Move along, nothing to see here…
In spite of the fact that Rosen and Weissman had been caught red-handed turning over highly classified information regarding al-Qaeda, nuclear secrets, and Iran to Israeli government officials — and thus were clearly acting as agents of a foreign power — Schoenfeld demanded their release and cried "Persecution!":
"Under the circumstances, this is a case that should never have been brought. No fair-minded jury could conclude that Mr. Weissman and Mr. Rosen acted with criminal intent. Jurors will see only two lobbyists going about their jobs, interacting with government officials in an ordinary fashion as other lobbyists do all the time. Yes, protecting classified information is crucial to our national defense. But the law is narrowly and properly tailored to protect innocent people from becoming ensnared by it."
Ah, but WikiLeaks is a horse of a different color, according to Schoenfeld. Writing in the Wall Street Journal, he avers:
"WikiLeaks is something else. It is not informing our democracy but waging war on its ability to conduct diplomacy and defend itself. If Mr. Assange were tried before a jury and sent to jail, our security would be enhanced and our cherished freedoms not abridged one whit."
According to Schoenfeld and the War Street Journal, if WikiLeaks had obtained those classified documents and then duly turned them over to the Israeli government, Assange would be one of the Good Guys, a mere "lobbyist" on behalf of transparency, and engaged in doing what journalists in Washington do "all the time." Unfortunately, he took those classified cables and put them on the web, for all to see: therefore, he is "waging war" on the US government and ought to be prosecuted.
How’s that for hypocrisy?

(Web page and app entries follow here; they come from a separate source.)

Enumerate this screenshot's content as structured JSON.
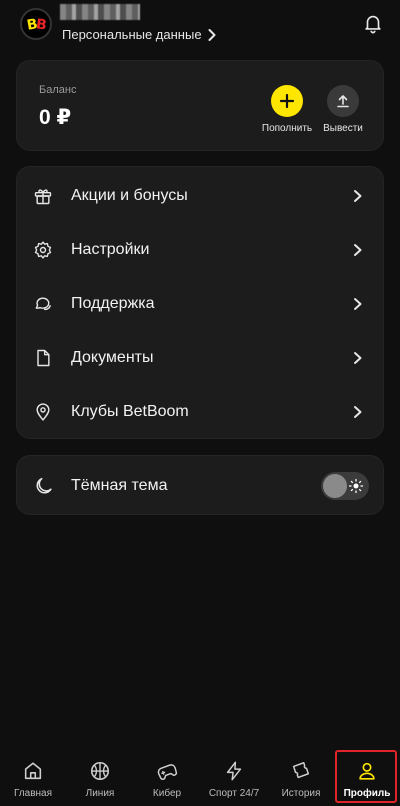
{
  "header": {
    "personal_data_label": "Персональные данные",
    "logo_text": "BB"
  },
  "balance": {
    "label": "Баланс",
    "value": "0 ₽",
    "deposit_label": "Пополнить",
    "withdraw_label": "Вывести"
  },
  "menu": {
    "items": [
      {
        "label": "Акции и бонусы",
        "icon": "gift-icon"
      },
      {
        "label": "Настройки",
        "icon": "gear-icon"
      },
      {
        "label": "Поддержка",
        "icon": "chat-icon"
      },
      {
        "label": "Документы",
        "icon": "document-icon"
      },
      {
        "label": "Клубы BetBoom",
        "icon": "location-pin-icon"
      }
    ]
  },
  "theme": {
    "label": "Тёмная тема",
    "icon": "moon-icon",
    "enabled": false
  },
  "bottom_nav": {
    "items": [
      {
        "label": "Главная",
        "icon": "home-icon"
      },
      {
        "label": "Линия",
        "icon": "basketball-icon"
      },
      {
        "label": "Кибер",
        "icon": "gamepad-icon"
      },
      {
        "label": "Спорт 24/7",
        "icon": "lightning-icon"
      },
      {
        "label": "История",
        "icon": "ticket-icon"
      },
      {
        "label": "Профиль",
        "icon": "user-icon"
      }
    ],
    "active": "Профиль"
  },
  "colors": {
    "accent": "#ffe600",
    "highlight_frame": "#e0242a",
    "background": "#0f0f0f",
    "card": "#1c1c1c"
  }
}
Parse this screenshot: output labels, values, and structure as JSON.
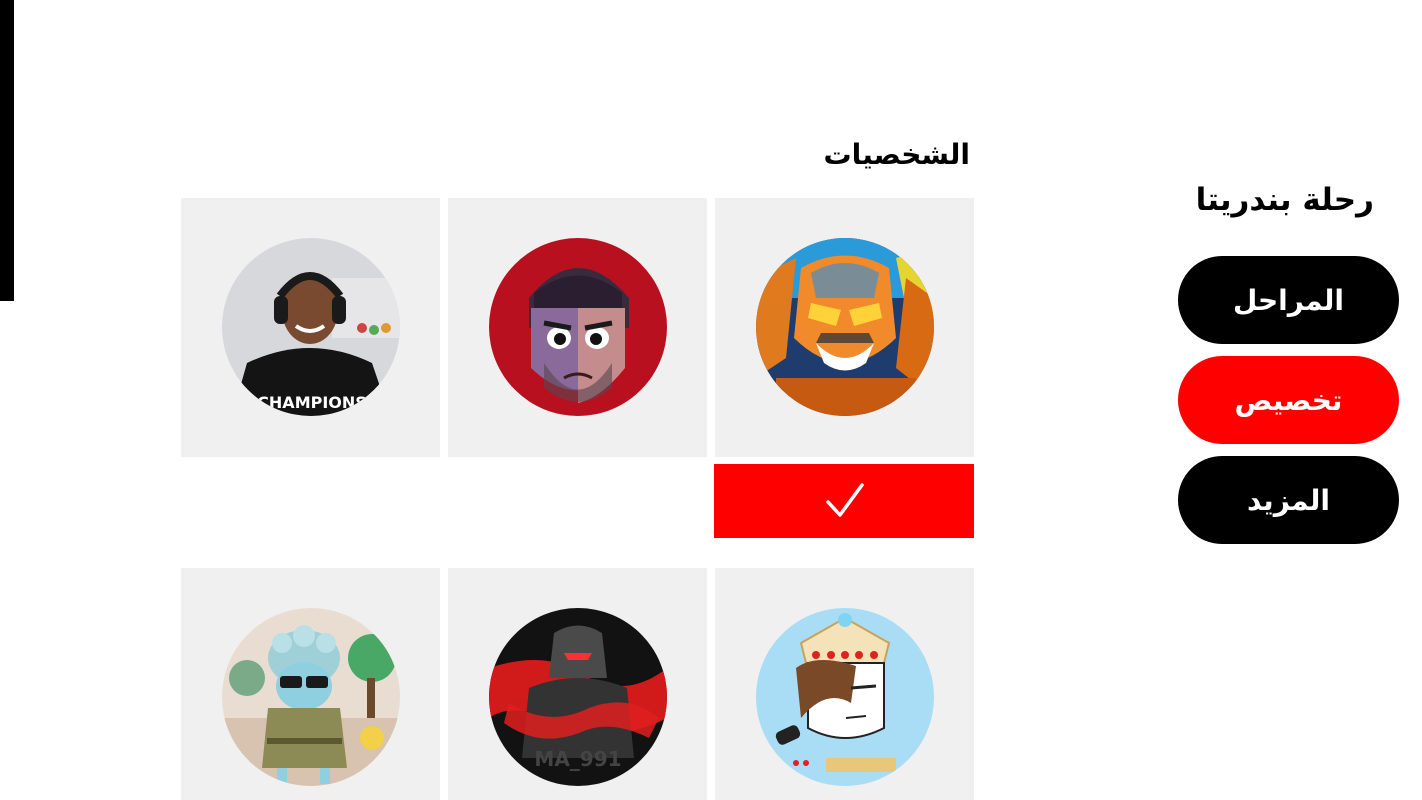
{
  "app": {
    "title": "رحلة بندريتا"
  },
  "sidebar": {
    "items": [
      {
        "label": "المراحل",
        "active": false
      },
      {
        "label": "تخصيص",
        "active": true
      },
      {
        "label": "المزيد",
        "active": false
      }
    ]
  },
  "characters": {
    "title": "الشخصيات",
    "selected_index": 0,
    "items": [
      {
        "avatar": "orange-robot-hero-avatar"
      },
      {
        "avatar": "cartoon-bearded-man-avatar"
      },
      {
        "avatar": "young-man-with-headphones-photo-avatar"
      },
      {
        "avatar": "crowned-boy-drawing-avatar"
      },
      {
        "avatar": "dark-knight-avatar",
        "caption": "MA_991"
      },
      {
        "avatar": "grandma-with-sunglasses-cartoon-avatar"
      }
    ],
    "selected_marker_icon": "checkmark-icon"
  },
  "colors": {
    "accent": "#ff0000",
    "button": "#000000",
    "tile_bg": "#f0f0f0"
  }
}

Turning to vitriol, we have the example of Michael Moynihan, and Reason magazine: both have taken the lead, among ostensibly "libertarian" publications, in going after WikiLeaks and Assange, hammer and tongs. Moynihan, a senior editor at Reason, has written a number of pieces for the magazine smearing WikiLeaks. In one article, he avers that Assange is not a journalist but a "political activist" — precisely the formulation used by the Obama administration to lay the groundwork for prosecuting WikiLeaks under the Espionage Act.
December 20, 2010